Tuesday, June 21, 2011

Big Box Stores

I'll be the first one to admit I don't know crap about the painter's art.  I wouldn't know a good painting from a bad one but I find it all interesting.  I was in my local "Box Store" the other day and there they were!  On display and lined up row after row were "real paintings', about 3' X 4', on real canvass, imported "Art" from China!  Mostly modern abstracts too with brush strokes from wire brushes, blobs from pallet knives so thick they hadn't cured yet.  All on sale for $79.
   They have the colors right, earth shades, colors from the sun, stuff to match my couch, something for everyone!  This must be discouraging for artists, those of you who paint one painting at a time and agonize over each inch of your work.  These are "factory pieces", done in a warehouse, where one gessos, another does the background, someone else the splotches, and on down the line.
   Truly I cannot tell the difference.  I have friends who paint and sell their work in the four thousand dollar range and I can't distinguish their work from these $79 pieces!  One is purchased from a big box store and another from a gallery.
   I think there is something special about owning a piece you paid four thousand dollars for.  It becomes something to talk about and people like that.  Art buyers are a bit of  a gamblers too and like the stock market there is a chance for a good return on the investment.  A four thousand dollar painting is treated with more respect than its seventy nine dollar counterpart.
   It is no different in the metal arts.  All sorts of things are imported in the famous brown cardboard boxes.
It seems that every backyard in American has the same Costco $79 trellis.  I couldn't make one for $79 if I did it for free.  My materials cost more than that.  The powder coating costs more than that.
   I think that is one reason that some artists are producing really big pieces, say four feet by eight feet!  It narrows the playing field and is not in competition with the imported factory pieces.

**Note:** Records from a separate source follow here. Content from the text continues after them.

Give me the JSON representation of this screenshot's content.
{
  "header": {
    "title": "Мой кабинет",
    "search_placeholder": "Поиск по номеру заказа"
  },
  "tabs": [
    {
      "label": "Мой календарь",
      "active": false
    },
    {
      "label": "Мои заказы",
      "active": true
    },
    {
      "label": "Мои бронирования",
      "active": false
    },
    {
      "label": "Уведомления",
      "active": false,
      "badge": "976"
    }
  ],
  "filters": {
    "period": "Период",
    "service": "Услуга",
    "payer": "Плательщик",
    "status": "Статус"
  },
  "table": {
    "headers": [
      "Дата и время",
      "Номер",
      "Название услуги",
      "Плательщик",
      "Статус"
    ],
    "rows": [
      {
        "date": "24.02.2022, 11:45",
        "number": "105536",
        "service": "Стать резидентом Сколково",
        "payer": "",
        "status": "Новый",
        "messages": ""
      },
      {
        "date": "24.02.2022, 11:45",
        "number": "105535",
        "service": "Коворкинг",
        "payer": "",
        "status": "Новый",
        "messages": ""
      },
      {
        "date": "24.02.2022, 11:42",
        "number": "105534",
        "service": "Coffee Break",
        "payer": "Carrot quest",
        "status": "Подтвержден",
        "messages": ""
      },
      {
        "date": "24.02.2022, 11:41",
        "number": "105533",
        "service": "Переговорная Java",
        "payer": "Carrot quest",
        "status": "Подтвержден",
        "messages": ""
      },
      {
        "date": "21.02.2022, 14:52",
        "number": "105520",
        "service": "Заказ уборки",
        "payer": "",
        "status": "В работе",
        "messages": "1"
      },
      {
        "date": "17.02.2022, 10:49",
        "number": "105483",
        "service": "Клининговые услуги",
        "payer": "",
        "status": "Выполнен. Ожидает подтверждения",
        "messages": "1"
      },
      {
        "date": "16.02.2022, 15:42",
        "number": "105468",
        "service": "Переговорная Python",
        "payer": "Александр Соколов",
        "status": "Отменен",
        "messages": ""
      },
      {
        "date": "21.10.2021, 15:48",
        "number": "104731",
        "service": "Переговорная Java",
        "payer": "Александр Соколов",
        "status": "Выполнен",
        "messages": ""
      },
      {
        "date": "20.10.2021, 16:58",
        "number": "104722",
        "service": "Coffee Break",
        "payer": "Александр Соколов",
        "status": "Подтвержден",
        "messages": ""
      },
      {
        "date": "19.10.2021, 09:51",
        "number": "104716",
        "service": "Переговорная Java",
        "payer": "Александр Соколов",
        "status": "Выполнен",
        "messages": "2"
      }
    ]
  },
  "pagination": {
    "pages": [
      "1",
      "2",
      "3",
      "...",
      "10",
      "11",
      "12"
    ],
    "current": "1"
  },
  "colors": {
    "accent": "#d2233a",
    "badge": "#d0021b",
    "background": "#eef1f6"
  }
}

4 comments:

Barbra Joan said...

Oh Jerry, you have touched a nerve today... Yes, sofa art ... and I worked for an American artist in Deerfield Beach Fl. Walcutt Studio around 1982-83?
He did the first original,I guess, I never saw that.. a big warehouse, huge canvas. About 5 people put their touch to .. sky blue background, some sand , grasses and maybe a seashell or two. then he signed it..
Paint everywhere!!floors, ceilings, walls and me.
I stood for 7 hours just like an assembly line ... I was the 'finisher' because I couldn't get the hang of those big house paint brushes...
They were packed up, shipped out to hotels, hospitals, offices, etc. Yeah, here in America too.!!! And all the time, I was painting my small oils, ( I was in my 'oil period' LOL! Yes, I sold now and then but I couldn't feed myself on it. Hey, maybe I could go back there and get a job... BJ

Constance Stanza Extravaganza Extraordinaire said...

Jerry they do even worse than that! Beijing hit one of my paintings on FAA, every day, several times a day for a about 6 weeks doing just that. Apparently they put the artwork on a huge screen and there are dozens of people who copy the painting, churning out huge quantities of "original art" to be shipped and sold to buyers like Walmart for next to nothing. Even if I had the means and resources to employ a copyright lawyer, it would cost a fortune and take many years with no satisfactory result at the end. So a lot of us have to make the decision of either not having our work on the Internet or accepting that these are "only cheap copies" of what took a lot of time and soul! There is no way the artists can win here.

How about "Dying is easy it's living that scares me to death"?

AutumnLeaves said...

Quite interesting discussion here, Jer. I'm like you and wouldn't know the difference either, especially if it is abstract art. Heck. I can't even tell the difference between an original painting and a print on canvas! And I try to think of myself as an artist! And yet, I am rather an art snob despite it all. The $79 Costco trellis isn't nearly as beautiful as what you create, Jerry. You have a personal touch and lovely artistic achievements in your pieces.

Dan Kent said...

Aaaarrrgggh!